Commentary: Let’s Lift Restrictions on the CDC, Allowing Research into Gun Violence Epidemic
What has happened to our society?
I JUST don’t know anymore. Honestly. I. Just. Don’t. Know. Anymore. I am genuinely afraid right now. What has happened to our society? The polarization and violence that is ripping us apart is not historically unique. It has happened before and we did ultimately move past it and return to a more civil environment. How can we recover this time?
As we paused to remember the anniversary of the Pulse Night Club tragedy in Orlando, we again faced an unthinkable act of horror with the Congressional baseball team shootings in Virginia. When will these acts of gun violence come to an end? Where is the outrage and the call to action? It seems that we have become desensitized to, and accepting of, this as a way of life.
In 2016, gun violence accounted for more than 15,000 deaths in the United States. We are literally and figuratively killing ourselves and it must stop. It is time for us to collectively raise our voices and call on Congress — yes, the most recent victims of this carnage — to take action to stop this senseless violence once and for all. We need common sense gun laws and we need them now. We are not calling for restrictions of people’s second amendment rights. Let’s just make it harder for those with a history of violence to acquire and use guns as weapons.

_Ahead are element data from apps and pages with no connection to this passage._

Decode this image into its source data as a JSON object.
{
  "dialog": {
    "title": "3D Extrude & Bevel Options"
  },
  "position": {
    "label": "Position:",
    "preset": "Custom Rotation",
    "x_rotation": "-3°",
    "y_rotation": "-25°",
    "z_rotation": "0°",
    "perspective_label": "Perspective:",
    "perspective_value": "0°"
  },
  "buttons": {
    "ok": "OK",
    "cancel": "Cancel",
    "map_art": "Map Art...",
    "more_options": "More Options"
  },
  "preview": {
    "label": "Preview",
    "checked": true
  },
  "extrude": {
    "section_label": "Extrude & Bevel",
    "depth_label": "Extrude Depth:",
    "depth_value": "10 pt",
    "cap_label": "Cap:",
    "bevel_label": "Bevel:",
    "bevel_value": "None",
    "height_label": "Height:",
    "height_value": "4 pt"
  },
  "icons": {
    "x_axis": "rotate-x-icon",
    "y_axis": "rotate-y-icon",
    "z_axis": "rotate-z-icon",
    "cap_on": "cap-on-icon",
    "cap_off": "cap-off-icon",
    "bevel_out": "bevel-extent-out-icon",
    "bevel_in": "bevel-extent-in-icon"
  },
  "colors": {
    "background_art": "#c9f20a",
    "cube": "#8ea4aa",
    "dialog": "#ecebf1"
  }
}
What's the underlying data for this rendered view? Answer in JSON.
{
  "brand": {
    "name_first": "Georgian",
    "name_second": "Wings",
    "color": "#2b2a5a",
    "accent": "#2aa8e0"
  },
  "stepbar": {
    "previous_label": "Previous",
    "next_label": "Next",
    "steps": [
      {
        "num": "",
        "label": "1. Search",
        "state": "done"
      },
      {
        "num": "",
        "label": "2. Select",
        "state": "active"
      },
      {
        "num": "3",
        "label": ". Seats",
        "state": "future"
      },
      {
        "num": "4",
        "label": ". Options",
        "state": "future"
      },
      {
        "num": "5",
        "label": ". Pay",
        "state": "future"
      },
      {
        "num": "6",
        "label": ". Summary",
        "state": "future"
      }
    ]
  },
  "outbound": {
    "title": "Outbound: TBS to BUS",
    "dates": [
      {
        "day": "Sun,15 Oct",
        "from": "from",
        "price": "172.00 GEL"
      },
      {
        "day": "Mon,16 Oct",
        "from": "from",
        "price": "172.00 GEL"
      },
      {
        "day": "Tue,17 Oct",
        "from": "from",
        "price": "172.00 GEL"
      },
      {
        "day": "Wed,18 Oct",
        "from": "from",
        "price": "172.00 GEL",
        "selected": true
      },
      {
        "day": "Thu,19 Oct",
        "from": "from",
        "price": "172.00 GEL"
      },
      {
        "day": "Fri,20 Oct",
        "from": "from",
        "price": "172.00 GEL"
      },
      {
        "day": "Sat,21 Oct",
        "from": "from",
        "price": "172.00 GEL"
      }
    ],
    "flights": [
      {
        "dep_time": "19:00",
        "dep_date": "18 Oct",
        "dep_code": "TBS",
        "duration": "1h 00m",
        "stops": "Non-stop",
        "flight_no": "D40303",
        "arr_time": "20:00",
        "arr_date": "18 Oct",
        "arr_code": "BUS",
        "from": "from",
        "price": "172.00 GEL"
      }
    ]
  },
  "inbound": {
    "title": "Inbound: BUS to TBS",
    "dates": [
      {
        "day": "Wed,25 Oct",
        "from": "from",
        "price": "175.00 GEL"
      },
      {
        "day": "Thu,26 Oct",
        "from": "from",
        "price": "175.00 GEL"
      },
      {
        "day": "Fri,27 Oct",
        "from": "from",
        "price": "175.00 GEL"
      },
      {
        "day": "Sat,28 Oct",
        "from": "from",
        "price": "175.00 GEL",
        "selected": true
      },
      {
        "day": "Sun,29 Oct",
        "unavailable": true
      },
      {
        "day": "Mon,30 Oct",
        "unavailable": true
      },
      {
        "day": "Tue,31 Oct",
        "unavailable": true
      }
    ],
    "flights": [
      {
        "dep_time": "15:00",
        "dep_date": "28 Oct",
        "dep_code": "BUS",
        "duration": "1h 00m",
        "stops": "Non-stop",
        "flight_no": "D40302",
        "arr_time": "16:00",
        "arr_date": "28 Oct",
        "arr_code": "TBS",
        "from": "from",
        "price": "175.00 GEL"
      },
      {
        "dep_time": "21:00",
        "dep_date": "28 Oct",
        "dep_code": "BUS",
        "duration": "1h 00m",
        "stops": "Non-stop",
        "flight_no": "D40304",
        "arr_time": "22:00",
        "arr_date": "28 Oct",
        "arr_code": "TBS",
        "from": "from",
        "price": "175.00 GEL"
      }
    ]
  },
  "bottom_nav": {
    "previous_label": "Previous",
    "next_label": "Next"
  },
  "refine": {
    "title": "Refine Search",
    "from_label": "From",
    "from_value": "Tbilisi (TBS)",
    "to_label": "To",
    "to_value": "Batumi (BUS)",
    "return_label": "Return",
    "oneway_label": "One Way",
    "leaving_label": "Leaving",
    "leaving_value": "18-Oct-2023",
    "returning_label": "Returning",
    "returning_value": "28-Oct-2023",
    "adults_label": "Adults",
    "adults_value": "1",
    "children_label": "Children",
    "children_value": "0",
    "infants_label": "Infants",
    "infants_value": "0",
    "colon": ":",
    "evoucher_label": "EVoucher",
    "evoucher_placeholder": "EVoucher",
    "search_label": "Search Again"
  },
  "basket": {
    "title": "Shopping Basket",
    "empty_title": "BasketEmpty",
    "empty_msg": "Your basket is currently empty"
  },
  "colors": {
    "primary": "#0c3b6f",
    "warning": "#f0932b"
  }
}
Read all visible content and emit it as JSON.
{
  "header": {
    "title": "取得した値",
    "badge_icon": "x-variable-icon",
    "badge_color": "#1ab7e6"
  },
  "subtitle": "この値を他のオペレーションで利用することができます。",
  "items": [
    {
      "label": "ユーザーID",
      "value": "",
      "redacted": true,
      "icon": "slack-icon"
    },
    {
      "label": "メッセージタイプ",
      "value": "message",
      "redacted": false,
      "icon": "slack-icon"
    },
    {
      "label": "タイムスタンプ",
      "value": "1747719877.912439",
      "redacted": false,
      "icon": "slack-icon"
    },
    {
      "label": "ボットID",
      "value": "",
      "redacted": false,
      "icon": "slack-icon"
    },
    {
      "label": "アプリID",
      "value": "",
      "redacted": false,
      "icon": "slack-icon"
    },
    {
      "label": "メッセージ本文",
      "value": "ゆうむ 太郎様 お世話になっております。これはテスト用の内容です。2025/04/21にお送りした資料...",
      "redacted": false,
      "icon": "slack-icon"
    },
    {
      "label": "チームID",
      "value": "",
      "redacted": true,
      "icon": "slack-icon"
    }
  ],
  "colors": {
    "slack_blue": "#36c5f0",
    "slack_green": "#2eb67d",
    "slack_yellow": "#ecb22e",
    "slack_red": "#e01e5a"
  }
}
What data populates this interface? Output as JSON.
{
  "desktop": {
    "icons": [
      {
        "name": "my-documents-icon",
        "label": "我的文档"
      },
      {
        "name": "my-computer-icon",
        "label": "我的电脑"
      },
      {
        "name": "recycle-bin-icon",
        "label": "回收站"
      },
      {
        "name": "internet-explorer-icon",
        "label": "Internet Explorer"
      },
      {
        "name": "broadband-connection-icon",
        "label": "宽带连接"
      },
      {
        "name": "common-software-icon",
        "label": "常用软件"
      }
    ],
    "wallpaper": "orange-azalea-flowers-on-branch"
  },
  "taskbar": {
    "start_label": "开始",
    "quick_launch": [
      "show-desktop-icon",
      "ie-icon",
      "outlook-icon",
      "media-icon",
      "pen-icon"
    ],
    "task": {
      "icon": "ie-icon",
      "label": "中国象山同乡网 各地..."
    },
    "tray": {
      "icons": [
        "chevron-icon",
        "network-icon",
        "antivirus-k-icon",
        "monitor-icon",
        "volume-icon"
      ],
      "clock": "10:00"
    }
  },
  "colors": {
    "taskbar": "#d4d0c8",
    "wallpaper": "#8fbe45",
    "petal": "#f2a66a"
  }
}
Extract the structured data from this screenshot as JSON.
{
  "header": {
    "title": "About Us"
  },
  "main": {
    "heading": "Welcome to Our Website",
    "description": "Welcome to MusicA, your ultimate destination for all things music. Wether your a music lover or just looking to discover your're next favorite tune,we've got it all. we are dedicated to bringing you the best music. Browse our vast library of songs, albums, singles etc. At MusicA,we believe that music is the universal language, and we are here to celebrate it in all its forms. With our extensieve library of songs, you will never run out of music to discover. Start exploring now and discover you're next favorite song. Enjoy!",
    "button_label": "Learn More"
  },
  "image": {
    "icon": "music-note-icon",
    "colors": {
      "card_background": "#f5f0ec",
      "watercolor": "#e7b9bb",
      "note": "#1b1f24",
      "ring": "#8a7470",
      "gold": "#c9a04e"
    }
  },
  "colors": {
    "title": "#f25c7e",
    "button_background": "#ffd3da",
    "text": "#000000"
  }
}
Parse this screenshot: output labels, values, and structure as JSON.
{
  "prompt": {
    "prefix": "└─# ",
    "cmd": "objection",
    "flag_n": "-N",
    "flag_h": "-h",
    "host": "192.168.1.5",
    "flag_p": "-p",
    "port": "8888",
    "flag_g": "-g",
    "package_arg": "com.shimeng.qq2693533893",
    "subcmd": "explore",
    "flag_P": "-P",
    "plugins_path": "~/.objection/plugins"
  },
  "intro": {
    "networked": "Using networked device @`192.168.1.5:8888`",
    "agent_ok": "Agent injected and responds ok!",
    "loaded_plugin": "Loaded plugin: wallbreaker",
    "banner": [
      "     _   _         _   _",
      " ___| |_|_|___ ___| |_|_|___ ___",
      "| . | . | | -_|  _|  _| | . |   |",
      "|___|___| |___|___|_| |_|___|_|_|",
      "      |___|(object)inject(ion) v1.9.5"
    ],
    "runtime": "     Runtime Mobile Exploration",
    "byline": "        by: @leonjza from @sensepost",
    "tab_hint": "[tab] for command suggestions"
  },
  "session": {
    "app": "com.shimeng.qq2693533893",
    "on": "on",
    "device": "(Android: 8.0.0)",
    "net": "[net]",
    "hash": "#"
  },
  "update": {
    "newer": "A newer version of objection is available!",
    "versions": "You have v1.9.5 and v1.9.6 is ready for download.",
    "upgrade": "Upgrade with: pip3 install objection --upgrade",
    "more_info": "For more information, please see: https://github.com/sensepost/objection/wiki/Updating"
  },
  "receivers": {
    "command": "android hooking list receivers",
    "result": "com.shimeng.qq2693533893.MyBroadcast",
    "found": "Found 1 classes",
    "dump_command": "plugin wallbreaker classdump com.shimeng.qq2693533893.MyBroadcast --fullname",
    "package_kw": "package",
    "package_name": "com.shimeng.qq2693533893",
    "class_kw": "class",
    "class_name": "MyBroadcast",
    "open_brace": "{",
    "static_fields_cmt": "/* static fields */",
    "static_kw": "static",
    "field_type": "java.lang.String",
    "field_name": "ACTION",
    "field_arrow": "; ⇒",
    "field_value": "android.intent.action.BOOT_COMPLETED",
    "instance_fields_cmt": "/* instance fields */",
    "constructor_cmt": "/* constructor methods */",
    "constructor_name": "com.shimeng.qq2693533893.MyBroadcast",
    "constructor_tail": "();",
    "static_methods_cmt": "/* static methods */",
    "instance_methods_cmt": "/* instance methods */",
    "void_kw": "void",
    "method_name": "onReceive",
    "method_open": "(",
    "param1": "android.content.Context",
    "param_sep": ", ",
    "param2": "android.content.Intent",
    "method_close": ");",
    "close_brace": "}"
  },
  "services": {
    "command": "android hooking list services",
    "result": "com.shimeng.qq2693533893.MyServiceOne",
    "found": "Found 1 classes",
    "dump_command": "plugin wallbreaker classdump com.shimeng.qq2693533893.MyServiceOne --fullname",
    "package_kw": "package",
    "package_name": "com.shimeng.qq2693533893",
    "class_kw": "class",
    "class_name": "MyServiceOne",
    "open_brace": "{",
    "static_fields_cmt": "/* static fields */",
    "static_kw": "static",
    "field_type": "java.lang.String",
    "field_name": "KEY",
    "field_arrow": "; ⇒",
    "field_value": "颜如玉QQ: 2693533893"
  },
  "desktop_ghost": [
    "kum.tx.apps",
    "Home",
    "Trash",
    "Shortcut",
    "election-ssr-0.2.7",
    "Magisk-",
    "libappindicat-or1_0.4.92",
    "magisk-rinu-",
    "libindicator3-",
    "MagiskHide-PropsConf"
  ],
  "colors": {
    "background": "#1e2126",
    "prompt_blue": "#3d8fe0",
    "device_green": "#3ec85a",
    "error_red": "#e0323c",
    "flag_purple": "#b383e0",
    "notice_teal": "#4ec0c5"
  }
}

How can we make a difference? Here is a good place to start. While we are at UCC General Synod 31 in Baltimore, let’s unite behind the Resolution of Witness that is being submitted by the UCC’s Council for Health and Human Service Ministries (CHHSM), urging the recognition of gun violence as a public health emergency.
This resolution calls on the Congress to lift its gun-research restrictions on the Centers for Disease Control and Prevention (CDC). By allowing research on the increasing prevalence of gun violence and death, the CDC can make recommendations regarding gun safety, training and storage methods that will lead to a reduction in gun deaths.
Since 1996, Congress, in response to the National Rifle Association’s lobbying efforts, has prevented the use of federal money to conduct research on gun violence generally, and on why our nation has five times the per capita rate of gun deaths per year than most European countries specifically.
In October 2015, a group of 110 U.S. Representatives called on leaders of the House to begin allowing scientific evidence into the debate on gun control. The American Medical Association officially added their support in June 2016, pledging to help overturn the ban on the CDC’s research capabilities.
The United Church of Christ has a long history of leading the way on social justice issues and public health. Let’s join this movement and assume a leadership position now. We can make a difference in the lives of all Americans, giving more of us a chance to live safely. Let’s start now and unite in voice, spirit and action to work towards ending the rampant gun violence epidemic that is sweeping across our country. It is our moral imperative to do so.
Michael J. Readinger President and CEO of CHHSM.